Now as a swimming teacher, I am expected to cover basic water safety with the children that I teach and from this perspective, I would definitely tell them not to enter open water during the winter months, especially as children are not very good at regulating their body temperature unlike adults. However, adults should be allowed to make their own informed decisions and not by health and safety bodies that don’t actually know what they are talking about. So the obvious ones are don’t drink alcohol and don’t over-eat before the dip. Check the weather forecast and the sea conditions, as even experienced outdoor swimmers have encountered problems, like Jane Hardy, member of the Alnwick Sea Swim group who acts as coastguard by checking the tides and sea conditions, as well as one of the administrators for their Facebook page. “We did a new year dip last year and discovered we were in a tidal surge!! Didn't get much swimming done - struggled to stand up. I think kids need to be educated about the shock of cold water. How to spot a rip, stay calm in a rip and get out of one. If you get them early enough in the national curriculum you could save lives. It's lack of knowledge (and possibly alcohol) that causes deaths - jumping into quarries in the hot weather, deciding to swim across rivers etc. You look at Scandinavia and whole communities wild swim in the summer safely because it's a way of life. Ban them and they'll jump in anyway - they're kids. Educate them and they have a chance to make an educated decision.”
The annual Christmas dip brings people together, creates memories and fun. These types of events can also raise money and awareness for a good cause. The White Christmas Dip, which has taken place on Bournemouth beach next to Boscombe Pier since 2008 raises “much needed funds for Macmillan Caring Locally supporting the Macmillan Unit at Christchurch hospital, which is a Specialist Palliative Care Unit for patients in the local community.” It is a minimum donation of £5, but participants are encouraged to approach friends, family and local businesses for sponsorship. Spectators are more than welcome to join in with the festive merriment and to encourage the participants. The White Christmas Dip takes place in controlled conditions and should be whole heartedly supported, likewise with the Brighton Christmas dip, that traditionally goes back 150 years.
Unfortunately, Brighton and Hove council have banned it this year due to the fact that a man got into difficulty earlier this year in the sea and another man, 3 years ago, had to be rescued whilst participating in the Christmas dip. This is a complete overkill. The first incident did not even happen during the event and whilst the second one did, both men were rescued.
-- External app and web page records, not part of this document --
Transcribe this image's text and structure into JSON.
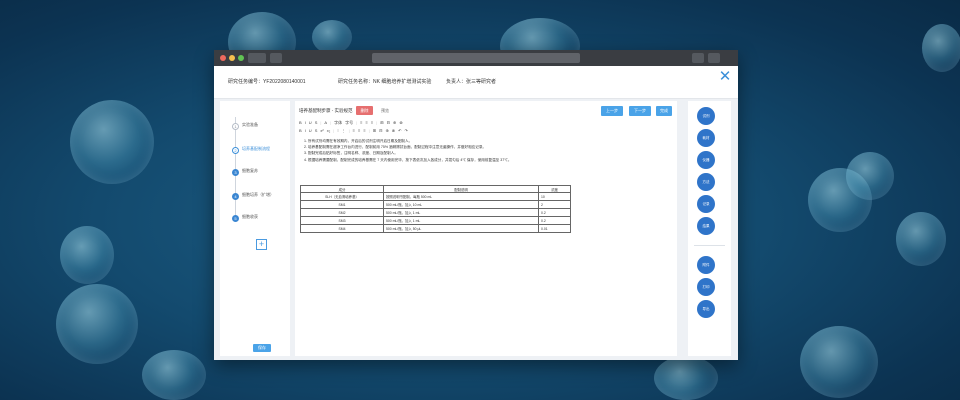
{
  "window": {
    "traffic_lights": [
      "#ed6a5e",
      "#f5bf4f",
      "#61c454"
    ]
  },
  "info": {
    "task_no": "研究任务编号：YF2022080140001",
    "task_name": "研究任务名称：NK 细胞培养扩增测试实验",
    "owner": "负责人：张三等研究者"
  },
  "steps": [
    {
      "num": "1",
      "label": "实验准备",
      "state": "done"
    },
    {
      "num": "2",
      "label": "培养基配制流程",
      "state": "active"
    },
    {
      "num": "3",
      "label": "细胞复苏",
      "state": "todo"
    },
    {
      "num": "4",
      "label": "细胞培养（扩增）",
      "state": "todo"
    },
    {
      "num": "5",
      "label": "细胞收获",
      "state": "todo"
    }
  ],
  "left": {
    "add_label": "+",
    "save_label": "保存"
  },
  "editor": {
    "tab_title": "培养基配制步骤 - 实验规范",
    "badge": "删除",
    "preview": "预览",
    "prev_label": "上一步",
    "next_label": "下一步",
    "done_label": "完成",
    "toolbar_row1": [
      "B",
      "I",
      "U",
      "S",
      "|",
      "A",
      "|",
      "字体",
      "字号",
      "|",
      "≡",
      "≡",
      "≡",
      "|",
      "⊞",
      "⊟",
      "⊕",
      "⊗"
    ],
    "toolbar_row2": [
      "B",
      "I",
      "U",
      "S",
      "x²",
      "x₂",
      "|",
      "⁝",
      "⋮",
      "|",
      "≡",
      "≡",
      "≡",
      "|",
      "⊞",
      "⊟",
      "⊕",
      "⊗",
      "↶",
      "↷"
    ],
    "paragraphs": [
      "1. 所有试剂均需在有效期内，开启后的试剂注明开启日期及配制人。",
      "2. 培养基配制需在超净工作台内进行，配制前用 75% 酒精擦拭台面，配制过程中注意无菌操作，并做好相应记录。",
      "3. 配制完成后贴好标签，注明名称、浓度、日期及配制人。",
      "4. 根据培养需要配制，配制完成的培养基需在 7 天内使用完毕，按下表依次加入各成分，并混匀后 4℃ 保存，使用前复温至 37℃。"
    ],
    "table": {
      "headers": [
        "成分",
        "配制说明",
        "浓度"
      ],
      "rows": [
        [
          "SLH（无血清培养基）",
          "按照说明书配制，每瓶 500 mL",
          "10"
        ],
        [
          "SM1",
          "500 mL/瓶，加入 10 mL",
          "2"
        ],
        [
          "SM2",
          "500 mL/瓶，加入 1 mL",
          "0.2"
        ],
        [
          "SM3",
          "500 mL/瓶，加入 1 mL",
          "0.2"
        ],
        [
          "SM4",
          "500 mL/瓶，加入 50 μL",
          "0.01"
        ]
      ]
    }
  },
  "right_buttons_top": [
    "试剂",
    "耗材",
    "仪器",
    "方法",
    "记录",
    "结果"
  ],
  "right_buttons_bottom": [
    "附件",
    "打印",
    "导出"
  ]
}
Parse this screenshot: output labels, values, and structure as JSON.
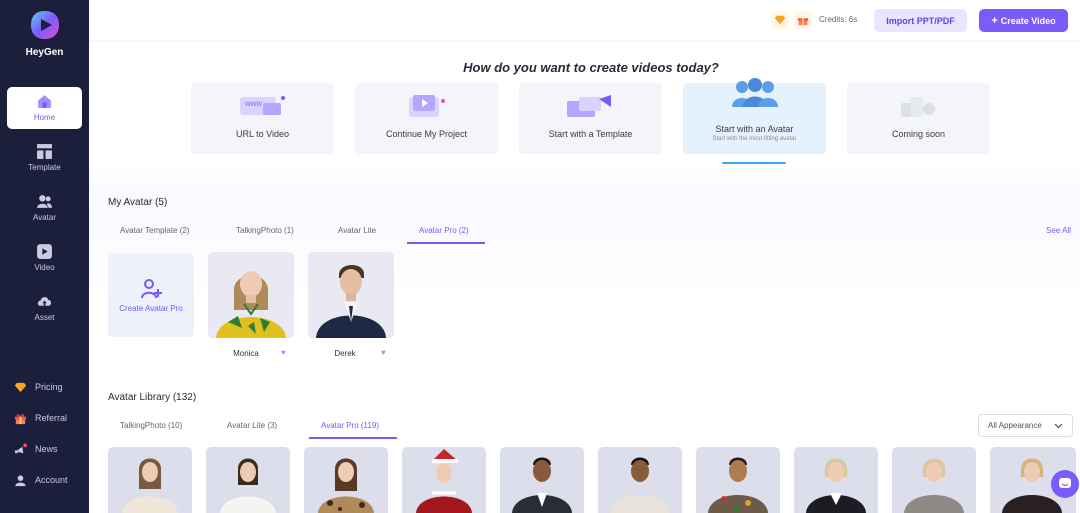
{
  "brand": {
    "name": "HeyGen"
  },
  "sidebar": {
    "items": [
      {
        "label": "Home",
        "icon": "home-icon"
      },
      {
        "label": "Template",
        "icon": "template-icon"
      },
      {
        "label": "Avatar",
        "icon": "avatar-icon"
      },
      {
        "label": "Video",
        "icon": "video-icon"
      },
      {
        "label": "Asset",
        "icon": "asset-icon"
      }
    ],
    "bottom": [
      {
        "label": "Pricing",
        "icon": "diamond-icon"
      },
      {
        "label": "Referral",
        "icon": "gift-icon"
      },
      {
        "label": "News",
        "icon": "news-icon"
      },
      {
        "label": "Account",
        "icon": "user-icon"
      }
    ]
  },
  "topbar": {
    "credits": "Credits: 6s",
    "import_label": "Import PPT/PDF",
    "create_label": "Create Video"
  },
  "question": "How do you want to create videos today?",
  "options": [
    {
      "label": "URL to Video"
    },
    {
      "label": "Continue My Project"
    },
    {
      "label": "Start with a Template"
    },
    {
      "label": "Start with an Avatar",
      "sub": "Start with the most fitting avatar"
    },
    {
      "label": "Coming soon"
    }
  ],
  "my_avatar": {
    "title": "My Avatar (5)",
    "tabs": [
      "Avatar Template (2)",
      "TalkingPhoto (1)",
      "Avatar Lite",
      "Avatar Pro (2)"
    ],
    "active_tab": "Avatar Pro (2)",
    "see_all": "See All",
    "create_label": "Create Avatar Pro",
    "avatars": [
      {
        "name": "Monica"
      },
      {
        "name": "Derek"
      }
    ]
  },
  "library": {
    "title": "Avatar Library (132)",
    "tabs": [
      "TalkingPhoto (10)",
      "Avatar Lite (3)",
      "Avatar Pro (119)"
    ],
    "active_tab": "Avatar Pro (119)",
    "filter": "All Appearance"
  },
  "colors": {
    "accent": "#7a5cfa",
    "sidebar": "#1b1f3b",
    "selected_card": "#e6f2fb"
  }
}
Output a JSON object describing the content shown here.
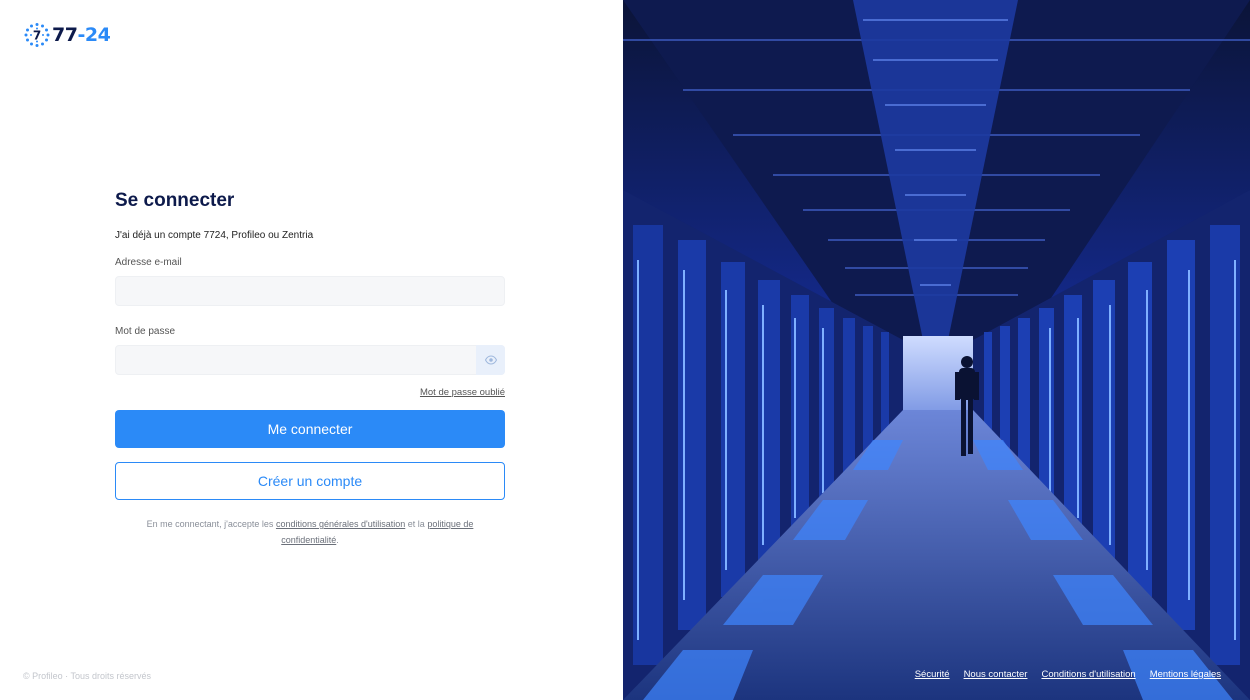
{
  "brand": {
    "logo_mark_digit": "7",
    "logo_part1": "77",
    "logo_dash": "-",
    "logo_part2": "24",
    "colors": {
      "navy": "#0d1a4b",
      "accent": "#2b8af7"
    }
  },
  "login": {
    "title": "Se connecter",
    "subtitle": "J'ai déjà un compte 7724, Profileo ou Zentria",
    "email_label": "Adresse e-mail",
    "email_value": "",
    "email_placeholder": "",
    "password_label": "Mot de passe",
    "password_value": "",
    "password_placeholder": "",
    "toggle_password_icon": "eye-icon",
    "forgot_password": "Mot de passe oublié",
    "submit_label": "Me connecter",
    "create_account_label": "Créer un compte",
    "legal_prefix": "En me connectant, j'accepte les",
    "legal_terms_link": "conditions générales d'utilisation",
    "legal_middle": "et la",
    "legal_privacy_link": "politique de confidentialité",
    "legal_suffix": "."
  },
  "footer": {
    "copyright": "© Profileo · Tous droits réservés",
    "links": [
      "Sécurité",
      "Nous contacter",
      "Conditions d'utilisation",
      "Mentions légales"
    ]
  },
  "hero": {
    "image_subject": "data-center-corridor"
  }
}
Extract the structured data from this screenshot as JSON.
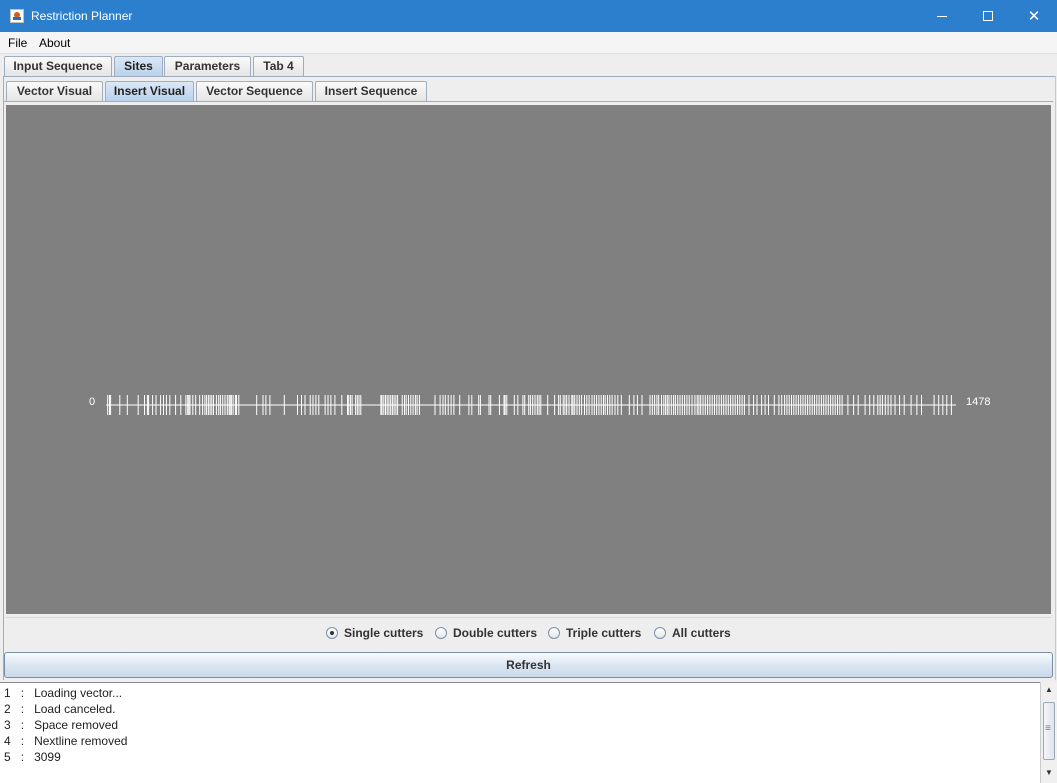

Accidents happen, life should be about an element of risk and not so cotton wool wrapped as is preferential by local government.
For more information on The White Christmas Dip, please visit: http://www.whitechristmasdip.co.uk